General Motors is shutting down the Lordstown plant for an extra week in August to maintain the balance between supply and demand.
The shutdown is coming just two months after the Lordstown-built Cruze set an all-time sales record. GM sold 32,871 units in June, and it has sold 264,843 Cruzes through the first half of the year.
There will be an extra week of shutdown starting Aug. 26, said Glenn Johnson, president of United Auto Workers Local 1112 in Lordstown.
“We were told it was just to align volume with customers,” he said.
GM seems to have a good line on what the customer base is for the Cruze and where sales figures will be, Johnson said.
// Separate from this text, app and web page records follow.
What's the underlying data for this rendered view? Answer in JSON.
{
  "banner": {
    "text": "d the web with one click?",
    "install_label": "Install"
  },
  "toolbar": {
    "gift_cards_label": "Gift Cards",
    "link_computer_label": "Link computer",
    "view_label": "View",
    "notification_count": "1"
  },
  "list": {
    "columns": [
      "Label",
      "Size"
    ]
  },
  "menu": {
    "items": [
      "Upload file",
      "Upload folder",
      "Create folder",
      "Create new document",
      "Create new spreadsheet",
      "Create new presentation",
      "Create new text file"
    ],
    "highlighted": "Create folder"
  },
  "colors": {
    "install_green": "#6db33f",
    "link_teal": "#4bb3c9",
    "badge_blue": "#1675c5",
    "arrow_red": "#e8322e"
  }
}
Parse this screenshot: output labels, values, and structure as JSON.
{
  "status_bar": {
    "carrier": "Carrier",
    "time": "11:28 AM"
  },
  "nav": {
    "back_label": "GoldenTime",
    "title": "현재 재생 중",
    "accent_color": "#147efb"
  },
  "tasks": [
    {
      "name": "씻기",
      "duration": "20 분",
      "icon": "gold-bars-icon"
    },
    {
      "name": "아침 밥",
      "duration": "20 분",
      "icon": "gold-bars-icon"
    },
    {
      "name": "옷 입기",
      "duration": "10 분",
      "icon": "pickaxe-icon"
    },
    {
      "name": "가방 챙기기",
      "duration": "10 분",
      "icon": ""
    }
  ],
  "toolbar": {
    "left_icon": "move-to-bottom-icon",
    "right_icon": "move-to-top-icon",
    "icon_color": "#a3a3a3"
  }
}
The union trusts the company to make the right decision in terms of how much supply of the Cruze is needed, he said.
Tom Mock, GM communications manager for the Lordstown and Parma plants, reiterated the point that the closure was simply to “align the product with market demands.”
The plant already took its typical summer shutdown at the beginning of July, Johnson said.
The decision to reduce supply shows long-term thinking by GM, said Eric Lyman, vice president and senior analyst for automotive information website TrueCar.com.
“Incentive spending on the Cruze had increased this year from around $1,200 [per vehicle] to around $2,200,” he said.
Many automakers are taking the step to reduce production as opposed to increasing incentives to sell more vehicles, Lyman said. Increased incentive spending hurts resale value. GM took similar action with Malibu production.
“As a business decision, reducing production to uphold value is one of the best things they could do,” he said.
The most-successful automotive brands do a good job of balancing the “organic consumer demand” with supply while keeping incentives low, Lyman said.
GM took a similar action shutting down for a week to curb supply in December 2012. The company stated that shutdown was to keep supply at an appropriate level during a slow time of the year for compact-car sales.
Lyman said the delay of the next-generation Cruze by a year also may be a long-term decision from GM.
In the short term, the company will lose the typical sales boost that comes from a new vehicle, but it will help GM overall if it improves the quality of the next Cruze.
“We don’t know why [the delay has occurred], but if it has something to do with improving quality, it’s a solid long-term decision for the future of the vehicle,” he added.